** Exercise inputs follows **

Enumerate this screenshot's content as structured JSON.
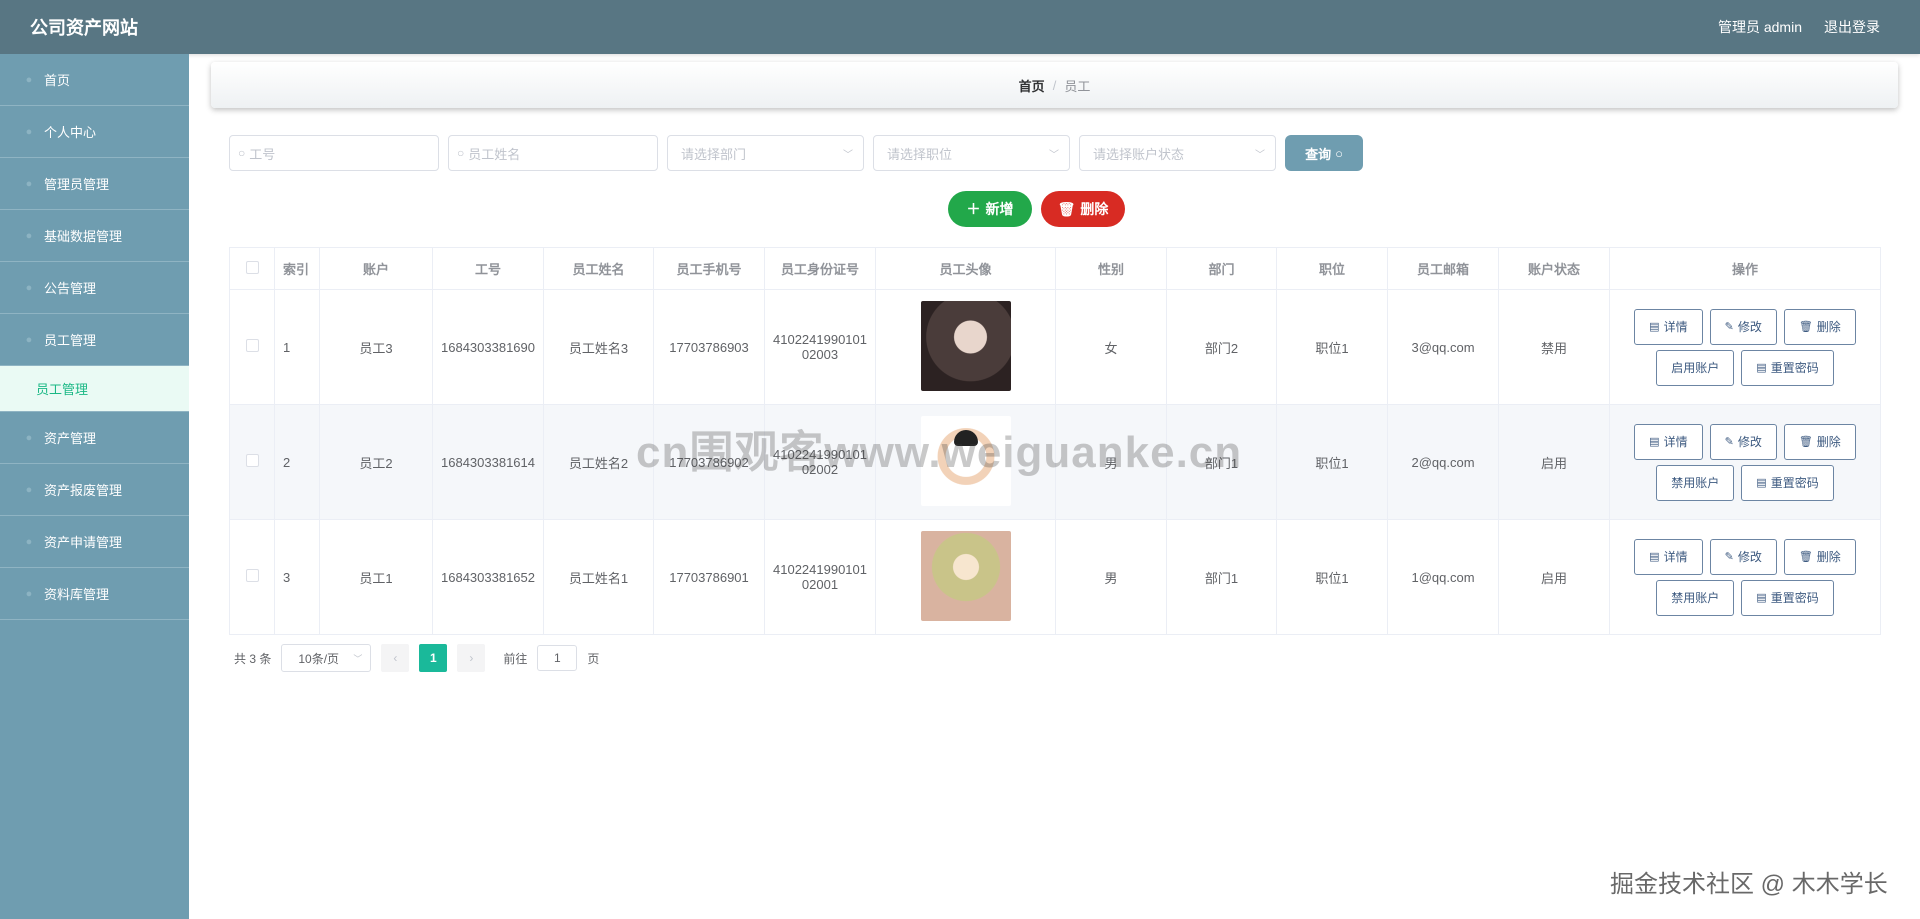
{
  "header": {
    "title": "公司资产网站",
    "user_label": "管理员 admin",
    "logout_label": "退出登录"
  },
  "sidebar": {
    "items": [
      {
        "label": "首页"
      },
      {
        "label": "个人中心"
      },
      {
        "label": "管理员管理"
      },
      {
        "label": "基础数据管理"
      },
      {
        "label": "公告管理"
      },
      {
        "label": "员工管理"
      },
      {
        "label": "员工管理",
        "sub": true
      },
      {
        "label": "资产管理"
      },
      {
        "label": "资产报废管理"
      },
      {
        "label": "资产申请管理"
      },
      {
        "label": "资料库管理"
      }
    ]
  },
  "breadcrumb": {
    "home": "首页",
    "separator": "/",
    "current": "员工"
  },
  "filters": {
    "employee_no_placeholder": "工号",
    "employee_name_placeholder": "员工姓名",
    "department_placeholder": "请选择部门",
    "position_placeholder": "请选择职位",
    "status_placeholder": "请选择账户状态",
    "query_label": "查询"
  },
  "actions": {
    "add_label": "新增",
    "delete_label": "删除"
  },
  "table": {
    "columns": [
      "索引",
      "账户",
      "工号",
      "员工姓名",
      "员工手机号",
      "员工身份证号",
      "员工头像",
      "性别",
      "部门",
      "职位",
      "员工邮箱",
      "账户状态",
      "操作"
    ],
    "rows": [
      {
        "index": "1",
        "account": "员工3",
        "employee_no": "1684303381690",
        "name": "员工姓名3",
        "phone": "17703786903",
        "id_card_1": "4102241990101",
        "id_card_2": "02003",
        "gender": "女",
        "department": "部门2",
        "position": "职位1",
        "email": "3@qq.com",
        "status": "禁用",
        "toggle_label": "启用账户"
      },
      {
        "index": "2",
        "account": "员工2",
        "employee_no": "1684303381614",
        "name": "员工姓名2",
        "phone": "17703786902",
        "id_card_1": "4102241990101",
        "id_card_2": "02002",
        "gender": "男",
        "department": "部门1",
        "position": "职位1",
        "email": "2@qq.com",
        "status": "启用",
        "toggle_label": "禁用账户"
      },
      {
        "index": "3",
        "account": "员工1",
        "employee_no": "1684303381652",
        "name": "员工姓名1",
        "phone": "17703786901",
        "id_card_1": "4102241990101",
        "id_card_2": "02001",
        "gender": "男",
        "department": "部门1",
        "position": "职位1",
        "email": "1@qq.com",
        "status": "启用",
        "toggle_label": "禁用账户"
      }
    ],
    "op_labels": {
      "detail": "详情",
      "edit": "修改",
      "delete": "删除",
      "reset": "重置密码"
    }
  },
  "pagination": {
    "total_text": "共 3 条",
    "page_size": "10条/页",
    "current_page": "1",
    "goto_prefix": "前往",
    "goto_value": "1",
    "goto_suffix": "页"
  },
  "watermark": "cn围观客www.weiguanke.cn",
  "footer_mark": "掘金技术社区 @ 木木学长"
}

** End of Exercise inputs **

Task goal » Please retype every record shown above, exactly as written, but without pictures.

Response box »
Enumerate this screenshot's content as structured JSON.
{
  "header": {
    "title": "公司资产网站",
    "user_label": "管理员 admin",
    "logout_label": "退出登录"
  },
  "sidebar": {
    "items": [
      {
        "label": "首页"
      },
      {
        "label": "个人中心"
      },
      {
        "label": "管理员管理"
      },
      {
        "label": "基础数据管理"
      },
      {
        "label": "公告管理"
      },
      {
        "label": "员工管理"
      },
      {
        "label": "员工管理",
        "sub": true
      },
      {
        "label": "资产管理"
      },
      {
        "label": "资产报废管理"
      },
      {
        "label": "资产申请管理"
      },
      {
        "label": "资料库管理"
      }
    ]
  },
  "breadcrumb": {
    "home": "首页",
    "separator": "/",
    "current": "员工"
  },
  "filters": {
    "employee_no_placeholder": "工号",
    "employee_name_placeholder": "员工姓名",
    "department_placeholder": "请选择部门",
    "position_placeholder": "请选择职位",
    "status_placeholder": "请选择账户状态",
    "query_label": "查询"
  },
  "actions": {
    "add_label": "新增",
    "delete_label": "删除"
  },
  "table": {
    "columns": [
      "索引",
      "账户",
      "工号",
      "员工姓名",
      "员工手机号",
      "员工身份证号",
      "员工头像",
      "性别",
      "部门",
      "职位",
      "员工邮箱",
      "账户状态",
      "操作"
    ],
    "rows": [
      {
        "index": "1",
        "account": "员工3",
        "employee_no": "1684303381690",
        "name": "员工姓名3",
        "phone": "17703786903",
        "id_card_1": "4102241990101",
        "id_card_2": "02003",
        "gender": "女",
        "department": "部门2",
        "position": "职位1",
        "email": "3@qq.com",
        "status": "禁用",
        "toggle_label": "启用账户"
      },
      {
        "index": "2",
        "account": "员工2",
        "employee_no": "1684303381614",
        "name": "员工姓名2",
        "phone": "17703786902",
        "id_card_1": "4102241990101",
        "id_card_2": "02002",
        "gender": "男",
        "department": "部门1",
        "position": "职位1",
        "email": "2@qq.com",
        "status": "启用",
        "toggle_label": "禁用账户"
      },
      {
        "index": "3",
        "account": "员工1",
        "employee_no": "1684303381652",
        "name": "员工姓名1",
        "phone": "17703786901",
        "id_card_1": "4102241990101",
        "id_card_2": "02001",
        "gender": "男",
        "department": "部门1",
        "position": "职位1",
        "email": "1@qq.com",
        "status": "启用",
        "toggle_label": "禁用账户"
      }
    ],
    "op_labels": {
      "detail": "详情",
      "edit": "修改",
      "delete": "删除",
      "reset": "重置密码"
    }
  },
  "pagination": {
    "total_text": "共 3 条",
    "page_size": "10条/页",
    "current_page": "1",
    "goto_prefix": "前往",
    "goto_value": "1",
    "goto_suffix": "页"
  },
  "watermark": "cn围观客www.weiguanke.cn",
  "footer_mark": "掘金技术社区 @ 木木学长"
}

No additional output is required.